In your opinion, what solution could be optimal for companies and useful for the state?
To be honest, I am not a supporter of this norm, because it is really difficult to call the criteria established by its objective. As a subject of this market, I want the rules to be clear and transparent. We need a system that would motivate the investor, but certainly not by setting a separate rule for certain programs and agreements. In my opinion, it would be fair to replace the existing taxes with a special system of taxation - the so-called "profit-based taxation". This is actually a progressive income tax scale or income tax supplement. You took a risk, made an investment, received a large debit - you pay a tax on large profits. Low-flow well - you pay less; dry - you do not pay at all. This system is not new, it works in the world and has proven its effectiveness and fairness. In 2015, the relevant bill was prepared in Ukraine, but, unfortunately, it was not adopted. I do not insist that this should be done immediately, but in the long run we need to think about introducing fair working conditions in the market.
What can be the approaches to the extraction of unconventional gas deposits to attract large international companies to Ukraine?
Almost all large foreign companies, such as Shell, Chevron, and Exxon, have spent enough time in Ukraine to assess its geology and unconventional gas production potential. The fact that none of them stayed for long speaks for itself. In my opinion, we must first master the technology of working with compacted reservoirs and hydrocarbon deposits, which ground at considerable depths. And only after that start extracting shale gas, which is technologically is harder. I believe that we need to bet on small and medium-sized investors who are willing to work with small deposits. And, in consideration of our complex geology and constant changes in taxation, we need to fight for each investor.
For the third year in a row, there is a rule to grant 5% of rent in local budgets. What changes do you see in the communities, and how much has this decision facilitated dialogue with the community and local authorities?
It definitely simplified situation.

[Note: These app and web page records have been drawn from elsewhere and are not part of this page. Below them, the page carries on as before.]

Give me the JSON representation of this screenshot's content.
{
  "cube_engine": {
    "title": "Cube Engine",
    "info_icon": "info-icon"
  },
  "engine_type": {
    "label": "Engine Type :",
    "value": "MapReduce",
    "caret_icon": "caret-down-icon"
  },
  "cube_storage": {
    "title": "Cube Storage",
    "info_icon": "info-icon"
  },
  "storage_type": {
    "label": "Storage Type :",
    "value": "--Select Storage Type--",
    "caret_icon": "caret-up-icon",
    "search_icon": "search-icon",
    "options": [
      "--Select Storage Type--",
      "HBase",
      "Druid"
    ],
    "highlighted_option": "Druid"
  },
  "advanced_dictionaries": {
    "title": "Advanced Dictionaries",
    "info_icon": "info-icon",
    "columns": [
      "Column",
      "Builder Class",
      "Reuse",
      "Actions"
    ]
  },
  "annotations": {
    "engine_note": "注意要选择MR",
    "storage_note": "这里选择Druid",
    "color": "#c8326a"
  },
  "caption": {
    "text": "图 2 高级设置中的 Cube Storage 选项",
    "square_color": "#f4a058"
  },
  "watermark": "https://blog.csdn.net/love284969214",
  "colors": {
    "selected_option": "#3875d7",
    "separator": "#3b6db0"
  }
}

Under the previous tax regime, it was difficult for communities to justify the benefits of gas production. Now the local authorities clearly understand that we grant real money to local budgets. The 5% rent allowed the local authorities to become to some extent a "participant" in the gas production process and to benefit from our activities. These finances are used to invest in the development of the infrastructure of settlements: they build water mains, maintain schools, repair houses of culture, roads and other facilities that significantly improve the life of local communities.
What are the current barriers to the development of industries in Ukraine?

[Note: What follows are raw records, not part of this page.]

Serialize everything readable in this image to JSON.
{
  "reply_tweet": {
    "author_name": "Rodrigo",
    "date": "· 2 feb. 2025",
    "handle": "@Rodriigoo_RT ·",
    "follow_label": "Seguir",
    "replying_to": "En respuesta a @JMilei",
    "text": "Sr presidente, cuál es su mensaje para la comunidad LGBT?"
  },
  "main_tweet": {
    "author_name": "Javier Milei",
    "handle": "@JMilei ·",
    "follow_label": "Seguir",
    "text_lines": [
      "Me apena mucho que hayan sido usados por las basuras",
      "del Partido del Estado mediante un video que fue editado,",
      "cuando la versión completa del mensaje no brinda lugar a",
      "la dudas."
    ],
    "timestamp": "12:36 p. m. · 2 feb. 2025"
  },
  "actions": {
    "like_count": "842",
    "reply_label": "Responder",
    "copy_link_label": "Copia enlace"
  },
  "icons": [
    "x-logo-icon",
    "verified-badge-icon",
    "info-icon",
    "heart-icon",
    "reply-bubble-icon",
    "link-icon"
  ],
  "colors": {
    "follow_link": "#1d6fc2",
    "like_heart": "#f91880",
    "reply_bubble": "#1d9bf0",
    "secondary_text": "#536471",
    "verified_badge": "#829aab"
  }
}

Let's be honest: the investor's appetite is shaped by gas prices, taxes and geology. As we have already discussed, the economy of most projects, especially exploration, does not withstand the unfavorable market conditions. The Dnieper-Donetsk basin is a ‘mature province’, it means a territory that has been under development for over 70 years. Large deposits, which are confined to large anticline traps, have already been discovered. Under particular conditions, when it comes to the search and exploration of new deposits (fields) of hydrocarbons, we are dealing with small reserves, which mostly ground at considerable depths and are confined to thin oil and gas-saturated layers, often represented by complex reservoirs. Therefore, we need to pay more attention to attracting new technologies to unlock the potential that may have been missed earlier. But I don't want everything to seem so pessimistic. Yes, the industry is currently operating in difficult conditions, but this is not the first time. Let's handle it. The potential is there. There will be a process of reorientation and adaptation, in which pragmatism and professionalism will be the key success factors.
The conversation was led by Mariia Daniuk